  10. Biochar Amendment Modifies Expression of Soybean and Rhizoctonia solani Genes Leading to Increased Severity of Rhizoctonia Foliar Blight

    PubMed Central

    Copley, Tanya; Bayen, Stéphane; Jabaji, Suha

    2017-01-01

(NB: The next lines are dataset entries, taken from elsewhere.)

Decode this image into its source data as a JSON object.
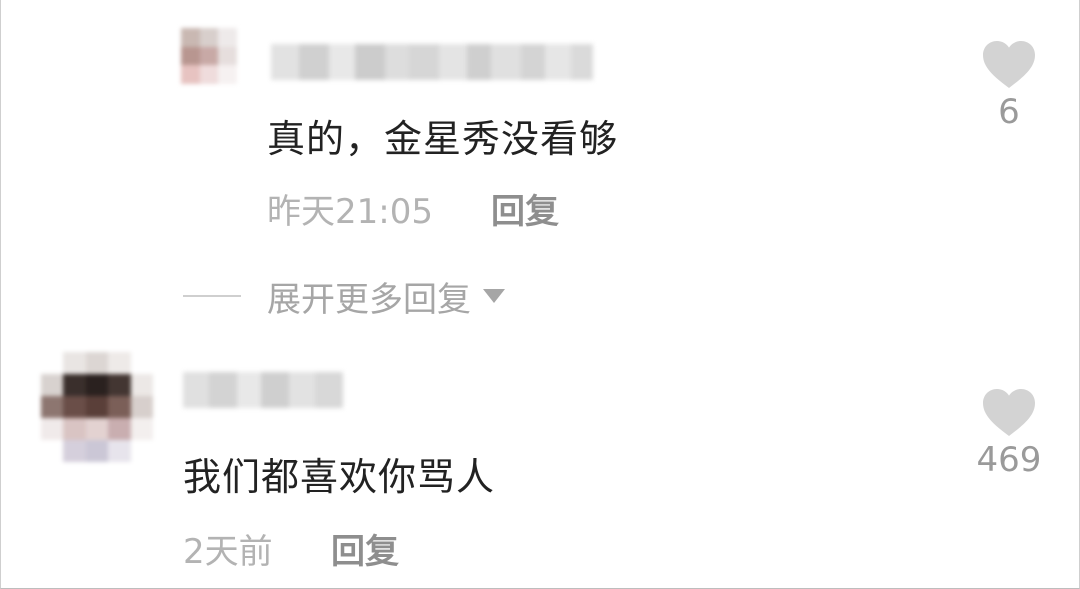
{
  "icons": {
    "heart": "heart-icon",
    "expand": "caret-down-icon"
  },
  "colors": {
    "text_primary": "#222222",
    "text_meta": "#b3b3b3",
    "reply": "#8e8e8e",
    "heart": "#d3d3d3"
  },
  "reply_comment": {
    "text": "真的，金星秀没看够",
    "time": "昨天21:05",
    "reply_label": "回复",
    "likes": "6"
  },
  "expand_replies": {
    "label": "展开更多回复"
  },
  "comment": {
    "text": "我们都喜欢你骂人",
    "time": "2天前",
    "reply_label": "回复",
    "likes": "469"
  }
}
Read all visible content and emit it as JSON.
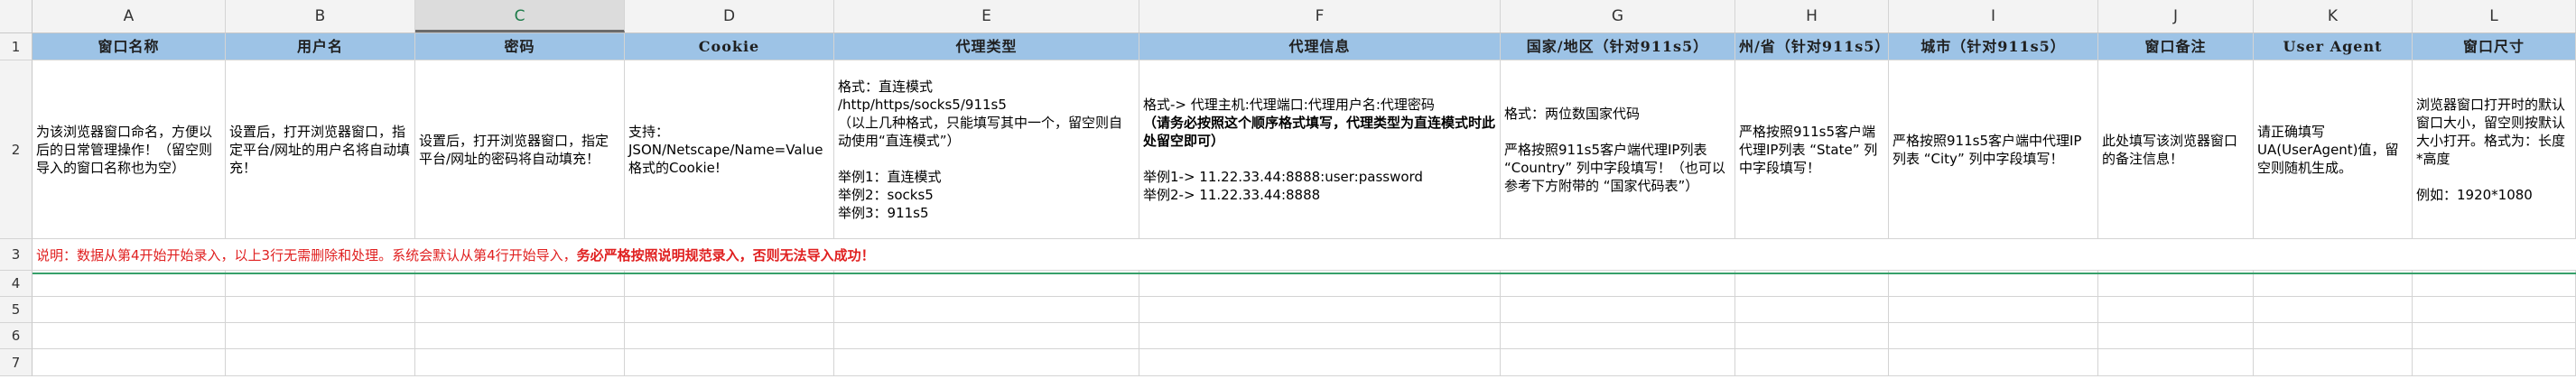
{
  "columns": [
    "A",
    "B",
    "C",
    "D",
    "E",
    "F",
    "G",
    "H",
    "I",
    "J",
    "K",
    "L"
  ],
  "row_numbers": [
    "1",
    "2",
    "3",
    "4",
    "5",
    "6",
    "7"
  ],
  "headers": [
    "窗口名称",
    "用户名",
    "密码",
    "Cookie",
    "代理类型",
    "代理信息",
    "国家/地区（针对911s5）",
    "州/省（针对911s5）",
    "城市（针对911s5）",
    "窗口备注",
    "User Agent",
    "窗口尺寸"
  ],
  "descriptions": {
    "a": "为该浏览器窗口命名，方便以后的日常管理操作！（留空则导入的窗口名称也为空）",
    "b": "设置后，打开浏览器窗口，指定平台/网址的用户名将自动填充！",
    "c": "设置后，打开浏览器窗口，指定平台/网址的密码将自动填充！",
    "d": "支持：\nJSON/Netscape/Name=Value格式的Cookie!",
    "e": "格式：直连模式\n/http/https/socks5/911s5\n（以上几种格式，只能填写其中一个，留空则自动使用“直连模式”）\n\n举例1：直连模式\n举例2：socks5\n举例3：911s5",
    "f_line1": "格式-> 代理主机:代理端口:代理用户名:代理密码",
    "f_bold": "（请务必按照这个顺序格式填写，代理类型为直连模式时此处留空即可）",
    "f_rest": "举例1-> 11.22.33.44:8888:user:password\n举例2-> 11.22.33.44:8888",
    "g": "格式：两位数国家代码\n\n严格按照911s5客户端代理IP列表 “Country” 列中字段填写！（也可以参考下方附带的 “国家代码表”）",
    "h": "严格按照911s5客户端代理IP列表 “State” 列中字段填写！",
    "i": "严格按照911s5客户端中代理IP列表 “City” 列中字段填写！",
    "j": "此处填写该浏览器窗口的备注信息！",
    "k": "请正确填写UA(UserAgent)值，留空则随机生成。",
    "l": "浏览器窗口打开时的默认窗口大小，留空则按默认大小打开。格式为：长度*高度\n\n例如：1920*1080"
  },
  "note": {
    "normal": "说明：数据从第4开始开始录入，以上3行无需删除和处理。系统会默认从第4行开始导入，",
    "bold": "务必严格按照说明规范录入，否则无法导入成功！"
  },
  "colors": {
    "header_bg": "#9dc3e6",
    "note_red": "#e02020",
    "selected_col": "#1d7b49"
  }
}
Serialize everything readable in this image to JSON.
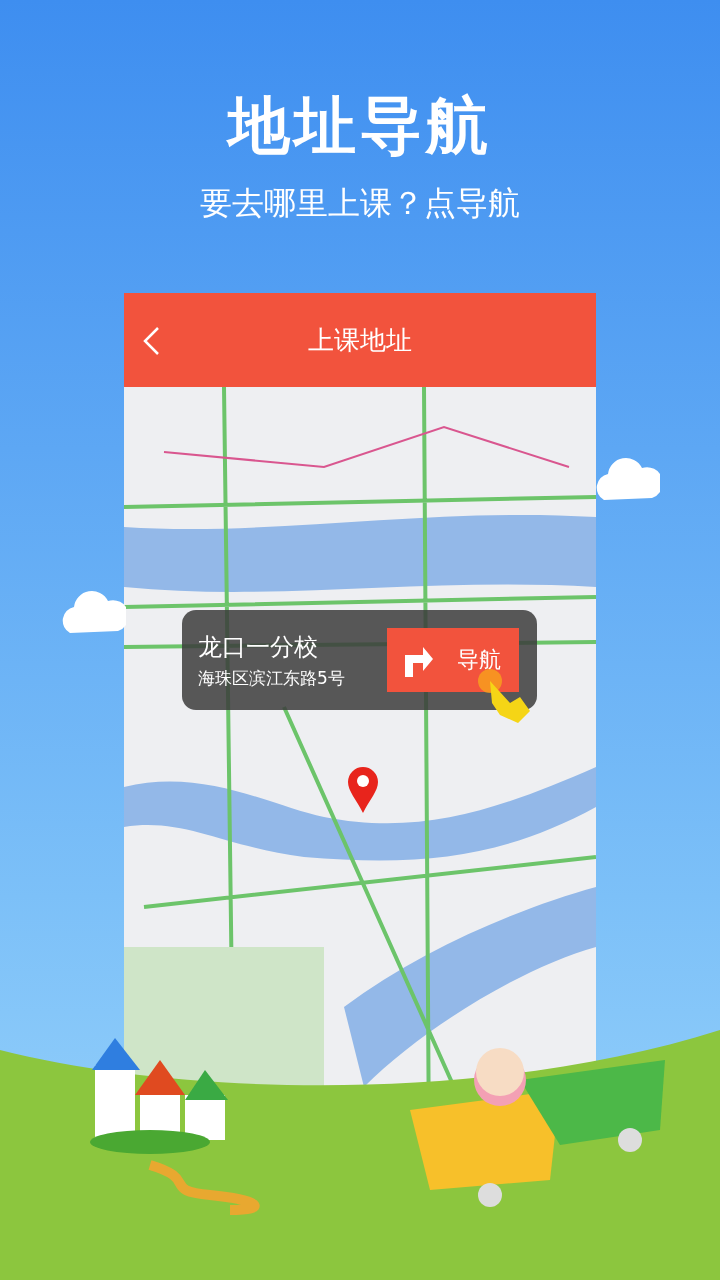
{
  "headline": "地址导航",
  "tagline": "要去哪里上课？点导航",
  "screen": {
    "header": {
      "title": "上课地址"
    },
    "location_card": {
      "name": "龙口一分校",
      "address": "海珠区滨江东路5号",
      "nav_button": "导航"
    }
  }
}
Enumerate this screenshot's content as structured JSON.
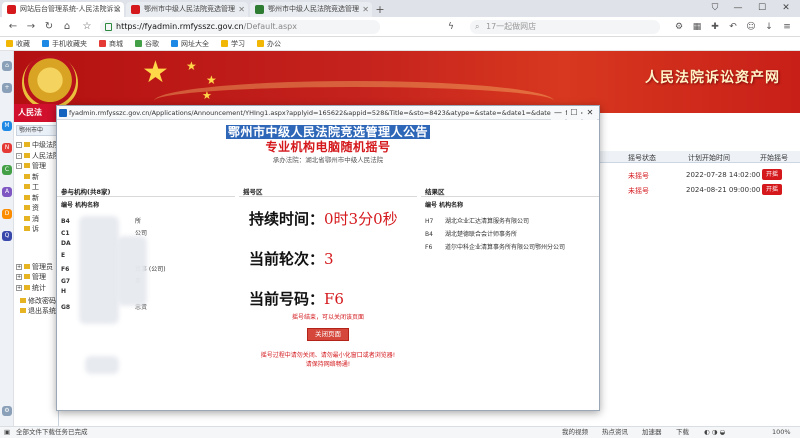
{
  "browser": {
    "tabs": [
      {
        "label": "网站后台管理系统-人民法院诉讼",
        "active": true,
        "fav_color": "#d4181c"
      },
      {
        "label": "鄂州市中级人民法院竞选管理",
        "active": false,
        "fav_color": "#d4181c"
      },
      {
        "label": "鄂州市中级人民法院竞选管理",
        "active": false,
        "fav_color": "#2e7d32"
      }
    ],
    "new_tab": "+",
    "url_host": "https://fyadmin.rmfysszc.gov.cn",
    "url_path": "/Default.aspx",
    "search_placeholder": "17一起做网店",
    "bookmarks": [
      {
        "label": "收藏",
        "color": "#f2b705"
      },
      {
        "label": "手机收藏夹",
        "color": "#1e88e5"
      },
      {
        "label": "商城",
        "color": "#e53935"
      },
      {
        "label": "谷歌",
        "color": "#43a047"
      },
      {
        "label": "网址大全",
        "color": "#1e88e5"
      },
      {
        "label": "学习",
        "color": "#f2b705"
      },
      {
        "label": "办公",
        "color": "#f2b705"
      }
    ]
  },
  "site": {
    "banner_title": "人民法院诉讼资产网",
    "app_header": "人民法",
    "breadcrumb": "鄂州市中",
    "tree": [
      {
        "label": "中级法院管",
        "toggle": "-"
      },
      {
        "label": "人民法院",
        "toggle": "-"
      },
      {
        "label": "管理",
        "toggle": "-"
      },
      {
        "label": "新",
        "toggle": ""
      },
      {
        "label": "工",
        "toggle": ""
      },
      {
        "label": "新",
        "toggle": ""
      },
      {
        "label": "资",
        "toggle": ""
      },
      {
        "label": "消",
        "toggle": ""
      },
      {
        "label": "诉",
        "toggle": ""
      },
      {
        "label": "管理员",
        "toggle": "+"
      },
      {
        "label": "管理",
        "toggle": "+"
      },
      {
        "label": "统计",
        "toggle": "+"
      },
      {
        "label": "修改密码",
        "toggle": ""
      },
      {
        "label": "退出系统",
        "toggle": ""
      }
    ],
    "table_headers": {
      "status": "摇号状态",
      "start_time": "计划开始时间",
      "start": "开始摇号"
    },
    "table_rows": [
      {
        "status": "未摇号",
        "time": "2022-07-28 14:02:00",
        "btn": "开摇"
      },
      {
        "status": "未摇号",
        "time": "2024-08-21 09:00:00",
        "btn": "开摇"
      }
    ]
  },
  "popup": {
    "url": "fyadmin.rmfysszc.gov.cn/Applications/Announcement/YHIng1.aspx?applyid=165622&appid=528&Title=&sto=8423&atype=&state=&date1=&date2=&flag=0",
    "title": "鄂州市中级人民法院竞选管理人公告",
    "subtitle": "专业机构电脑随机摇号",
    "court_line": "承办法院：湖北省鄂州市中级人民法院",
    "left": {
      "label": "参与机构(共8家)",
      "header": "编号   机构名称",
      "rows": [
        {
          "code": "B4",
          "name": "所"
        },
        {
          "code": "C1",
          "name": "公司"
        },
        {
          "code": "DA",
          "name": ""
        },
        {
          "code": "E",
          "name": ""
        },
        {
          "code": "F6",
          "name": "算事 (公司)"
        },
        {
          "code": "G7",
          "name": "事"
        },
        {
          "code": "H",
          "name": ""
        },
        {
          "code": "G8",
          "name": "忠责"
        }
      ]
    },
    "center": {
      "label": "摇号区",
      "duration_label": "持续时间：",
      "duration_value": "0时3分0秒",
      "round_label": "当前轮次：",
      "round_value": "3",
      "code_label": "当前号码：",
      "code_value": "F6",
      "notice1": "摇号结束，可以关闭该页面",
      "close_button": "关闭页面",
      "notice2": "摇号过程中请勿关闭、请勿最小化窗口或者浏览器!",
      "notice3": "请保持网络畅通!"
    },
    "right": {
      "label": "结果区",
      "header": "编号   机构名称",
      "rows": [
        {
          "code": "H7",
          "name": "湖北众业汇达清算服务有限公司"
        },
        {
          "code": "B4",
          "name": "湖北楚德联合会计师事务所"
        },
        {
          "code": "F6",
          "name": "道尔中科企业清算事务所有限公司鄂州分公司"
        }
      ]
    }
  },
  "statusbar": {
    "left": "全部文件下载任务已完成",
    "right_items": [
      "我的视频",
      "热点资讯",
      "加速器",
      "下载",
      "100%"
    ]
  },
  "colors": {
    "accent_red": "#d4181c",
    "title_blue": "#2f67b8",
    "banner_red": "#c5231d"
  }
}
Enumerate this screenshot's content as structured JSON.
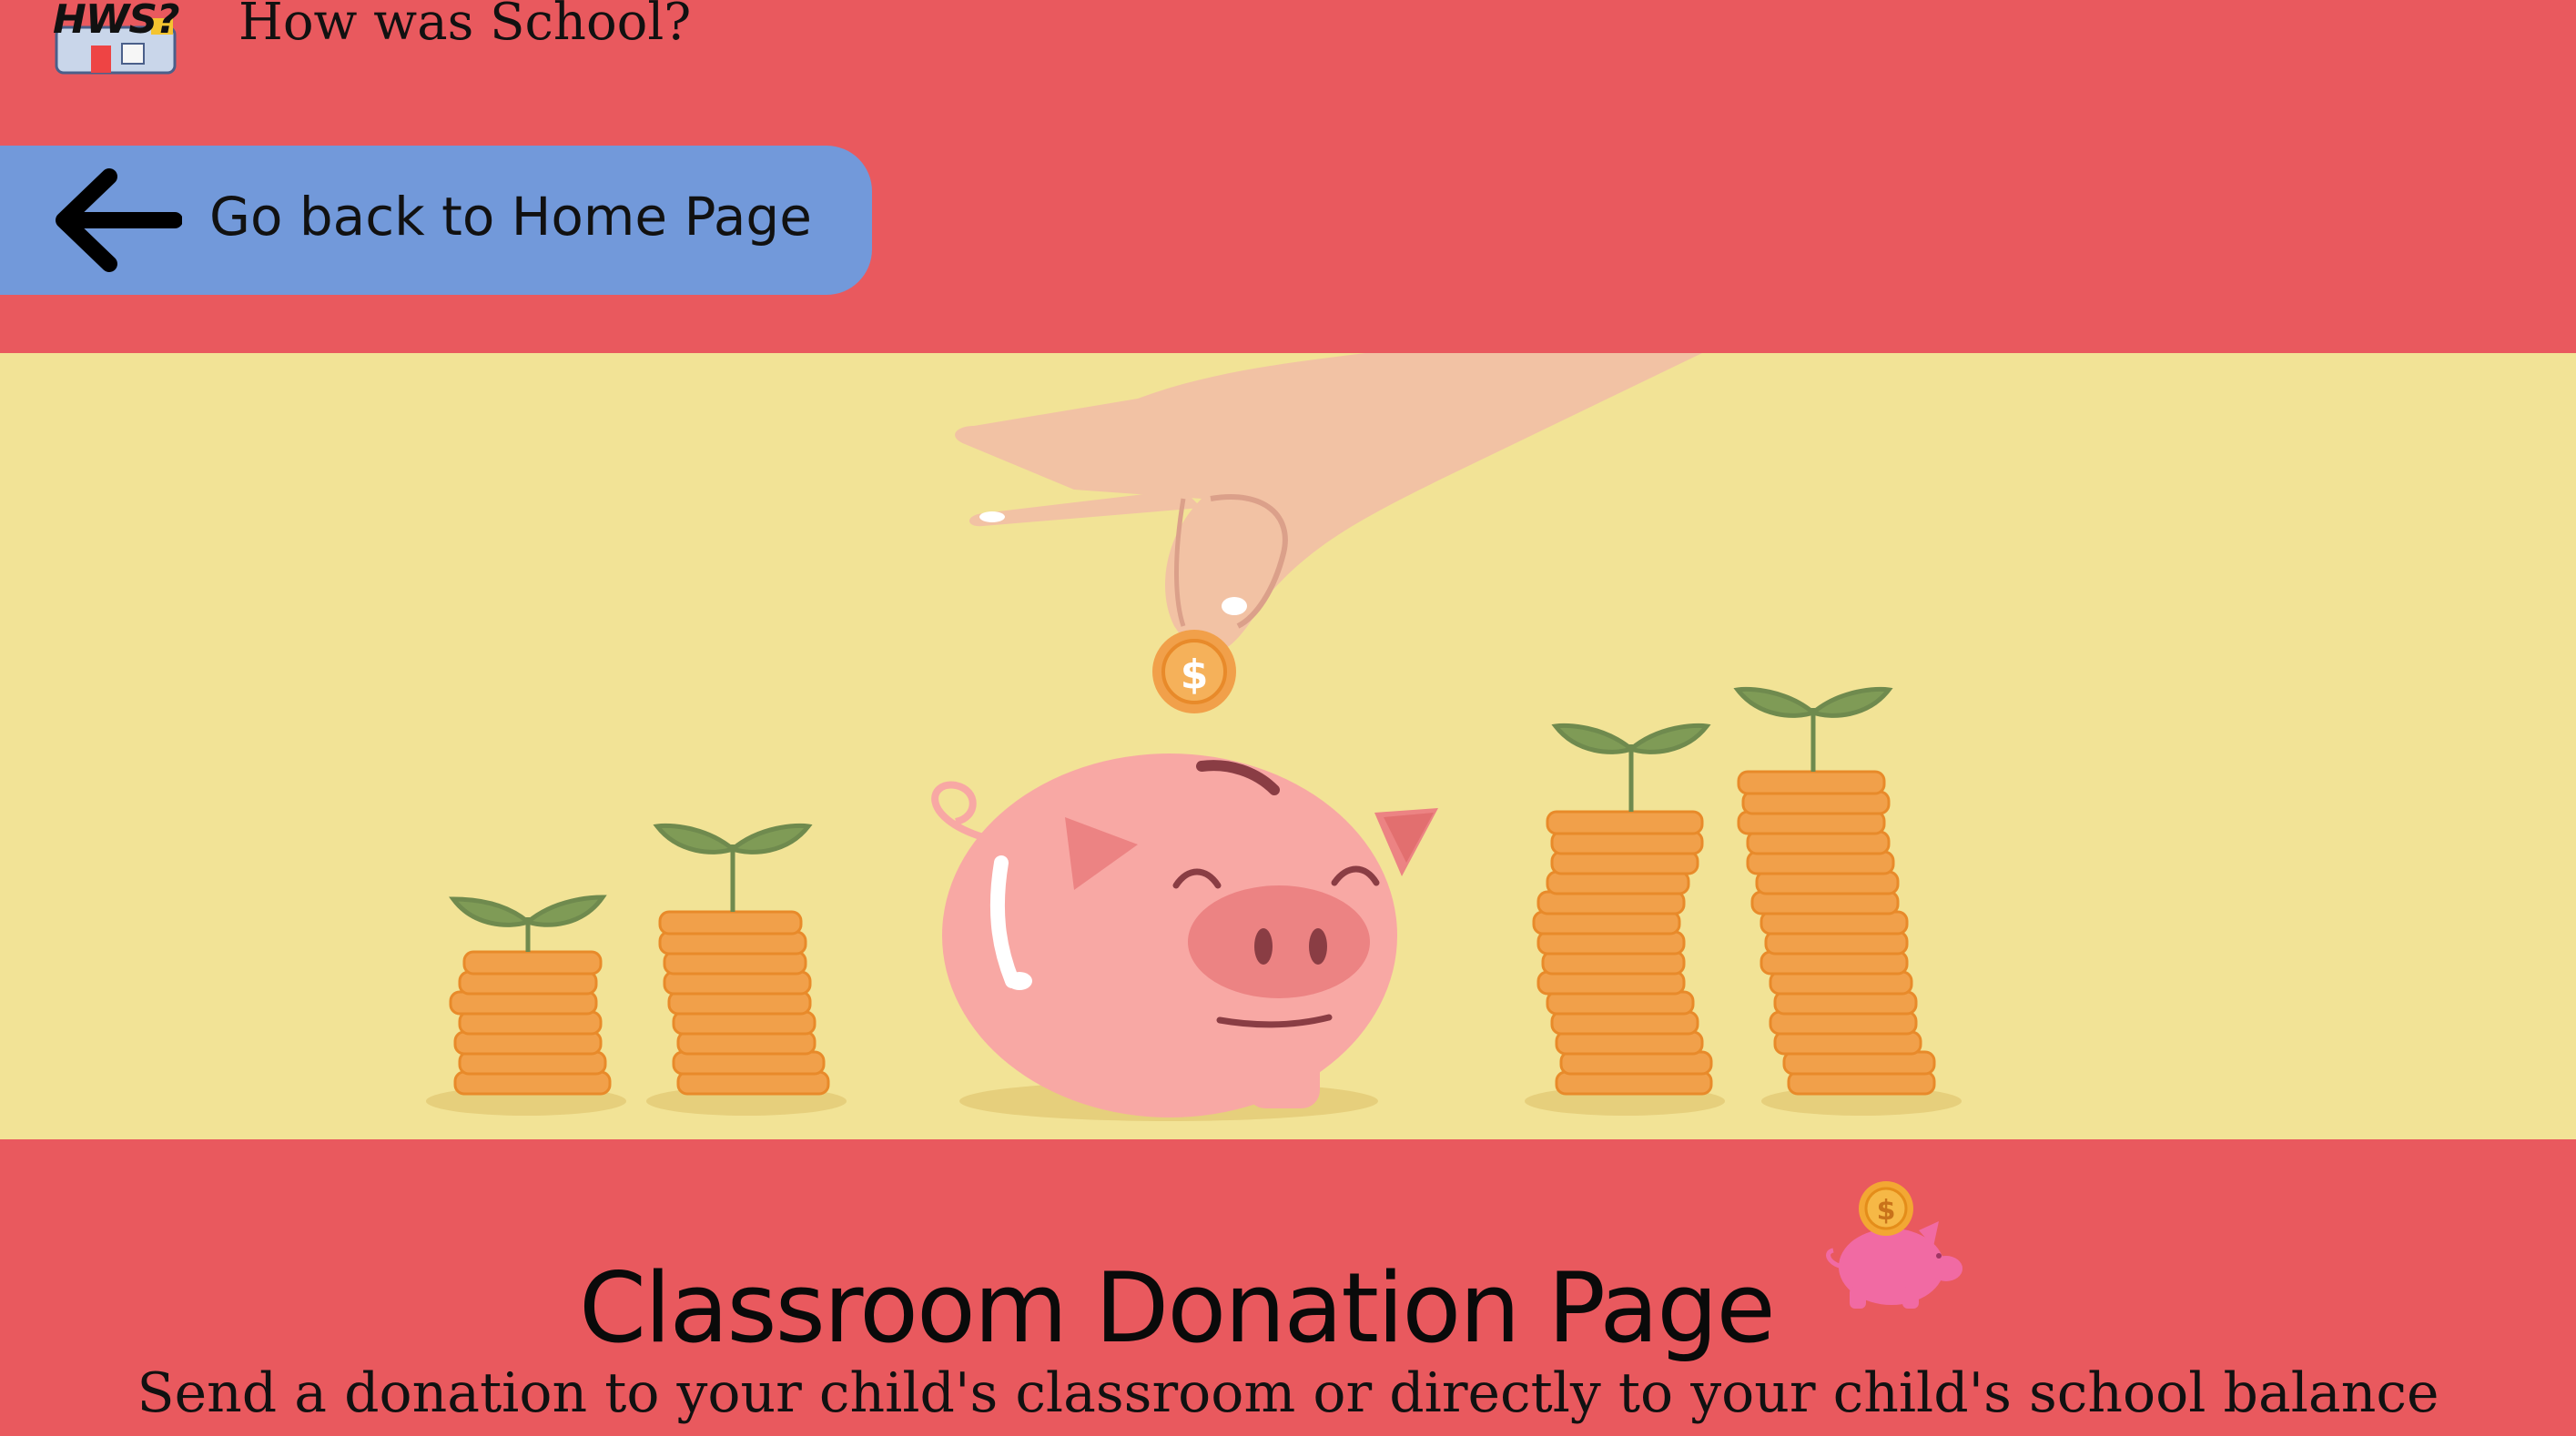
{
  "header": {
    "logo_text": "HWS?",
    "site_title": "How was School?"
  },
  "nav": {
    "back_label": "Go back to Home Page"
  },
  "banner": {
    "coin_symbol": "$"
  },
  "main": {
    "title": "Classroom Donation Page",
    "subtitle": "Send a donation to your child's classroom or directly to your child's school balance",
    "icon_coin_symbol": "$"
  },
  "colors": {
    "background": "#e9595e",
    "button": "#7299da",
    "banner": "#f2e396",
    "coin": "#f1a04a",
    "pig": "#f8a8a4"
  }
}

    Application of biochar, a pyrolyzed biomass from organic sources, to agricultural soils is considered a promising strategy to sustain soil fertility leading to increased plant productivity. It is also known that applications of biochar to soilless potting substrates and to soil increases resistance of plants against diseases, but also bear the potential to have inconsistent and contradictory results depending on the type of biochar feedstock and application rate. The following study examined the effect of biochar produced from maple bark on soybean resistance against Rhizoctonia foliar blight (RFB) disease caused by Rhizoctonia solani, and examined the underlying molecular responses of both soybean and R. solani during interaction with biochar application. Soybean plants were grown in the presence of 1, 3, or 5% (w/w) or absence of maple bark biochar for 2 weeks, and leaves were infected with R. solani AG1-IA. At lower concentrations (1 and 3%), biochar was ineffective against RFB, however at the 5% amendment rate, biochar was conducive to RFB with a significant increase in disease severity. For the first time, soybean and R. solani responsive genes were monitored during the development of RFB on detached leaves of plants grown in the absence and presence of 5% biochar at 0, 6, 12, and 24 h post-inoculation (h.p.i.). Generally, large decreases in soybean transcript abundances of genes associated with primary metabolism such as glycolysis, tricarboxylic acid (TCA) cycle, starch, amino acid and glutathione metabolism together with genes associated with plant defense and immunity such as salicylic acid (SA) and jasmonic acid pathways were observed after exposure of soybean to high concentration of biochar. Such genes are critical for plant protection against biotic and abiotic stresses. The general down-regulation of soybean genes and changes in SA hormonal balance were tightly linked with an increased susceptibility to RFB. In conjunction, R. solani genes associated